By the amount spent, overall development assistance increased in 2014. But in real terms it fell by 0.5 percent and less of that money went to the world’s least-developed countries than the year prior, shows the data released by the Organisation for Economic Co-operation and Development (OECD) this week. With development assistance making up more than two-thirds of external finance for the world’s poorest countries, cuts by donors matter a lot.
“Alarm bells should be ringing at this shocking drop in aid going to those that need it most,” said Adrian Lovett, ONE Campaign’s Europe Executive Director, in a statement. “When G7 leaders gather in June in Bavaria and when the world’s finance ministers meet in Addis Ababa in July, they must commit to prioritise the poorest countries and the poorest people, particularly girls and women.”
The 28 countries and the EU that make up the OECD’s Development Assistance Committee (DAC) slightly upped their total development assistance from $135.1 billion in 2013 to $135.2 billion in 2014. When taking in things like inflation and currency changes, the value actually fell.
The news is being spun as good by some given the fact that leading economies are still financial under stress and have seen expenditures on foreign aid scrutinized.
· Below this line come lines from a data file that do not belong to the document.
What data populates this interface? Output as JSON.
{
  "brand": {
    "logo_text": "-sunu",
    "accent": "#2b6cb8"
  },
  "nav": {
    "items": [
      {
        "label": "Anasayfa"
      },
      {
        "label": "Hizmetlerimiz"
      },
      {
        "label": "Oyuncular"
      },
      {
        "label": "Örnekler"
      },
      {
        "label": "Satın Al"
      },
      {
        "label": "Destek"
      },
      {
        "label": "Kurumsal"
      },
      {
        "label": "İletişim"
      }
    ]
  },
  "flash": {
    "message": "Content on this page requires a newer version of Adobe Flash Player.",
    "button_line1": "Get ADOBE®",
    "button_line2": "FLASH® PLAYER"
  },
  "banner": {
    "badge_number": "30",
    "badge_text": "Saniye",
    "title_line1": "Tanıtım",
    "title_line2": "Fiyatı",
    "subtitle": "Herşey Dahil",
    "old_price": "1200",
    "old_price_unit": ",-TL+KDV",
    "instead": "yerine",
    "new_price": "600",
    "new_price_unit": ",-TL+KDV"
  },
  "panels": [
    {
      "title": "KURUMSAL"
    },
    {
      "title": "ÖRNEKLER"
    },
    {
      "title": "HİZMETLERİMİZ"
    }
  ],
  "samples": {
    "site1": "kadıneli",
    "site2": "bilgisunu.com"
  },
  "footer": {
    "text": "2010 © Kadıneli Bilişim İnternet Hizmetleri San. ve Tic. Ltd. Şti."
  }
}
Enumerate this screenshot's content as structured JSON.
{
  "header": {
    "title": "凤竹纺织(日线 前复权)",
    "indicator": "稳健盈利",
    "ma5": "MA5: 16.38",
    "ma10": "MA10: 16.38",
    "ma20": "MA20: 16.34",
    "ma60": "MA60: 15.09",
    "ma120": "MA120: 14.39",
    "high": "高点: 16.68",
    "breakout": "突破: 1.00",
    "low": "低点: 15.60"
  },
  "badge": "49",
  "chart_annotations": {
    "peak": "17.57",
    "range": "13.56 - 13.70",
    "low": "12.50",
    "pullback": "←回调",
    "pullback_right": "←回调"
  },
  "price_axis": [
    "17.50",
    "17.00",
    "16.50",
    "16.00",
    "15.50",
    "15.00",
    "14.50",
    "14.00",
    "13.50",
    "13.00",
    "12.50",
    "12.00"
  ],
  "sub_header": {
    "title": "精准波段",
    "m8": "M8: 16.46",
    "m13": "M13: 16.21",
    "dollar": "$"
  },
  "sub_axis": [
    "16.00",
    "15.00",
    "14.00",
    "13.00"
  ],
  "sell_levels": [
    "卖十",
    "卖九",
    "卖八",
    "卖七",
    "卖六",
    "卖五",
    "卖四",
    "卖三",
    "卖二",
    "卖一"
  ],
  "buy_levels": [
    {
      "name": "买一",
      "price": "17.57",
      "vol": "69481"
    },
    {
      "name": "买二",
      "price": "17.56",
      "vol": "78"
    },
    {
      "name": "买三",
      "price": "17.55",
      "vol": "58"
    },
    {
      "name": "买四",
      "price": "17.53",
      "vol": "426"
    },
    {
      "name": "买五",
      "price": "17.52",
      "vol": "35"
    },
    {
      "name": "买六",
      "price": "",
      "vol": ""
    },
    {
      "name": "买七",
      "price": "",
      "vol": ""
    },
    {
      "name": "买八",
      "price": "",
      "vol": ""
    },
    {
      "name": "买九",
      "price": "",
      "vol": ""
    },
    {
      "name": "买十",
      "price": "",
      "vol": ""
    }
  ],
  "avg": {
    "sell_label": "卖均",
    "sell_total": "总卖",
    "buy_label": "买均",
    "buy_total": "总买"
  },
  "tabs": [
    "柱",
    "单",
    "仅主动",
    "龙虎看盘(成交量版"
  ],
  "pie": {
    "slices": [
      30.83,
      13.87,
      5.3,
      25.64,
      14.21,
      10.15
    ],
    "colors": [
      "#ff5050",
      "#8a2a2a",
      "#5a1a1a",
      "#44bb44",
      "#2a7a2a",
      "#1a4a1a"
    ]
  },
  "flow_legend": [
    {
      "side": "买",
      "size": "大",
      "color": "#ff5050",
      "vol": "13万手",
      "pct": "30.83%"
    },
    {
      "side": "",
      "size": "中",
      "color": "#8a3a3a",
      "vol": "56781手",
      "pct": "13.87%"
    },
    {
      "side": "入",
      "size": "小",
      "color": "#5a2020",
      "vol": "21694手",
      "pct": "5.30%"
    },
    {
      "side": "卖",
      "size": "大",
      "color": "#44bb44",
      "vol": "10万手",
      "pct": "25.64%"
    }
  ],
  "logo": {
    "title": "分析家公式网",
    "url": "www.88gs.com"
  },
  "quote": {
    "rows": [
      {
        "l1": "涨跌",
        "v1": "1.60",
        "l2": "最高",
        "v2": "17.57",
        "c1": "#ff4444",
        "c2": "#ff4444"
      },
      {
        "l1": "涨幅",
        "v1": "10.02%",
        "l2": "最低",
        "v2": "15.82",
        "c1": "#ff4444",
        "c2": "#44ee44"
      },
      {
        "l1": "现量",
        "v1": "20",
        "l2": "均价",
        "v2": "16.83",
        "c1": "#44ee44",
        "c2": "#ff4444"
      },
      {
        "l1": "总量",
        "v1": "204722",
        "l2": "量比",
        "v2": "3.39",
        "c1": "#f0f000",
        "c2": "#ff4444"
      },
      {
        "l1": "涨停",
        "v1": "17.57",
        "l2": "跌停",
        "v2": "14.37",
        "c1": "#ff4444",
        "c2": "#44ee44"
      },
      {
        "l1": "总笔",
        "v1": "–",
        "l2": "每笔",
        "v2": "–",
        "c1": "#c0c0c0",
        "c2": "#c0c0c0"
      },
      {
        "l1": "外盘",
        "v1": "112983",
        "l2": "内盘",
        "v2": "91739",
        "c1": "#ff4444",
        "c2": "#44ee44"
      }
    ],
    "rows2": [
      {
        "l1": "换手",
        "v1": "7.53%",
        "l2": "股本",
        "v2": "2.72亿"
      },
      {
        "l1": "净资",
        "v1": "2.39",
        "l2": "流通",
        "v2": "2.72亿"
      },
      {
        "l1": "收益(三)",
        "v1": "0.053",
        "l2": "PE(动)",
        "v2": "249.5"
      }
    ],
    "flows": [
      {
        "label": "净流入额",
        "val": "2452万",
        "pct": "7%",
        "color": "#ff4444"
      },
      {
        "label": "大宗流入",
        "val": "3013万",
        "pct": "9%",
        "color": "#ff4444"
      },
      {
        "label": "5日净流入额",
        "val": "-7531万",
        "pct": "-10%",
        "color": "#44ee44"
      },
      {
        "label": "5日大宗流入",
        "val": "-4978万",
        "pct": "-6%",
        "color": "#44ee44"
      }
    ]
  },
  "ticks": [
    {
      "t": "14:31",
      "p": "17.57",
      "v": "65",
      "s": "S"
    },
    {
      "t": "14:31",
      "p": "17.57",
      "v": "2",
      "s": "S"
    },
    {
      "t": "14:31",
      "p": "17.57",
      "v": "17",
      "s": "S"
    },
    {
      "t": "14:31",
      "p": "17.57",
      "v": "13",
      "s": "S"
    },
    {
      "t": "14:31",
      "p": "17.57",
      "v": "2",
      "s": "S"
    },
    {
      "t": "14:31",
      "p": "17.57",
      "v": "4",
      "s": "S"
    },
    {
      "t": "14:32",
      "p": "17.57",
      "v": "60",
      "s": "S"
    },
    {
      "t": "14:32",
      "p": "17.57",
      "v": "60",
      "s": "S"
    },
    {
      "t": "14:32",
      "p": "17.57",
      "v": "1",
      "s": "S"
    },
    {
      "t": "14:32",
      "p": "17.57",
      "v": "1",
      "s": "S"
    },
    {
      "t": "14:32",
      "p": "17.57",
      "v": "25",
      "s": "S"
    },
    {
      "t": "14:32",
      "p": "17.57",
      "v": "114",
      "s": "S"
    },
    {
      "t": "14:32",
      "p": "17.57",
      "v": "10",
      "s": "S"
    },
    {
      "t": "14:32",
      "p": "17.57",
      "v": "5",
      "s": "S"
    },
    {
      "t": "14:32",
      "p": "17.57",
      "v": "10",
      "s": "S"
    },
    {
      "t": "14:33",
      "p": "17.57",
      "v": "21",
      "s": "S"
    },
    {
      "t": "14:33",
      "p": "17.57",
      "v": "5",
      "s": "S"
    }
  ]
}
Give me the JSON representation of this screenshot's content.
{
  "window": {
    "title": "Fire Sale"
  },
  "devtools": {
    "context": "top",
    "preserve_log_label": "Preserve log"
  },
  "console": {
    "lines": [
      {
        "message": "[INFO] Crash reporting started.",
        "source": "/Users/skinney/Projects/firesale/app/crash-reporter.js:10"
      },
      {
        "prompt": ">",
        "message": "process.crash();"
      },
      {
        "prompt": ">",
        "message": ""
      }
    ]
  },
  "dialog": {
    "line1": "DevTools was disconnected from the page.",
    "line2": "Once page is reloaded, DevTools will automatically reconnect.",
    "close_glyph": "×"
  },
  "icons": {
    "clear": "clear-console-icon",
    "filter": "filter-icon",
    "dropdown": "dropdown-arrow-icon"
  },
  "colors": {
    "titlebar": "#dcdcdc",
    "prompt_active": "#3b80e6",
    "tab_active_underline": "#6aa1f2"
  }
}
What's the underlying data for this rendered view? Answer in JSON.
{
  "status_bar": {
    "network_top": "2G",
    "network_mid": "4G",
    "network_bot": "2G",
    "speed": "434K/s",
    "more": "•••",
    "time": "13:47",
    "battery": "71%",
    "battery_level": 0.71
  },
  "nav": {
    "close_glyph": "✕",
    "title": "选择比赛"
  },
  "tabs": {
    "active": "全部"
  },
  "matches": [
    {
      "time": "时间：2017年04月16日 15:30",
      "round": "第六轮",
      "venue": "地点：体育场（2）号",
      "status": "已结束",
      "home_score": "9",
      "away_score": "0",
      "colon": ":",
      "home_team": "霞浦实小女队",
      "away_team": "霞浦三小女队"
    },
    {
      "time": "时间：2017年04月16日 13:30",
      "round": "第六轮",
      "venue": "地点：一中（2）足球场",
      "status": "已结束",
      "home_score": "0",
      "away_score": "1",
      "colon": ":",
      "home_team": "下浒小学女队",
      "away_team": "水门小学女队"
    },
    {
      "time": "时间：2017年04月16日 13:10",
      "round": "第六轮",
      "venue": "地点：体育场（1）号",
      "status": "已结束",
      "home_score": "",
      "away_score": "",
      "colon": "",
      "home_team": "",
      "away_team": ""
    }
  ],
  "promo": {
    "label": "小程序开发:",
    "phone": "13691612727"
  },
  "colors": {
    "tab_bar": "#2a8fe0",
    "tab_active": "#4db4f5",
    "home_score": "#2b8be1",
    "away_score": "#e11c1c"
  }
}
But looking a bit closer at the findings shows a less-than-promising story.
The amount of bilateral aid (development assistance given by donors directly to recipient countries) for countries classified as least-developed came in at $25 billion, a decline of 16 percent in real terms. Part of the reason is a change of rules for determining official development assistance (ODA). After coming under criticism in recent years, DAC decided to more strictly define what counts as ODA.
So, the debt relief provided to Myanmar in 2013 counted towards ODA totals in that year, but would not have if it occurred in 2014. That alone accounts for half of the decrease, but there is still an 8% decline to least-developed countries that is concerning.
“ODA remains crucial for the poorest countries and we must reverse the trend of declining aid to the least-developed countries. OECD ministers recently committed to provide more development assistance to the countries most in need. Now we must make sure we deliver on that commitment,” said DAC Chair Erik Solheim, in a press release.
A further example is that 15 of the DAC members decreased their development assistance and 13 increased their total.
Both Australia and Canada were a part of the group that spent less, a reflection of the decision by both countries to shutter their aid agencies and place the work under the auspices of their foreign ministries. Economic woes hit foreign assistance budgets in Japan, Spain and Portugal.
Oxfam’s Senior Policy Advisor Claire Godfrey called out the performance of a few countries, including the U.S.
“This picture would be a lot worse if it were not for the leadership of a handful of countries such as the UK and Denmark, masking the poor performance of the majority. Wealthy countries, such as France, the US and Australia, have failed to uphold their commitments to the world’s most vulnerable people,” she said.
Five countries crossed the U.N. target of spending 0.7 percent of gross national income on development assistance – Denmark, Luxembourg, Norway, Sweden and the UK. Though they were handily beat by emerging donor and non-DAC member the United Arab Emirates. The country spent 1.17 percent of its GNI on foreign assistance in 2014.
The OECD sees itself as a place to encourage not only more development spending, but a better targeted distribution.
“Our challenge as we finalize post-2015 development goals this year this year will be to find ways to get more of this aid to the countries that need it most and to ensure we are getting as much as we can out of every dollar spent,” said OECD Secretary-General Angel Gurría in a statement.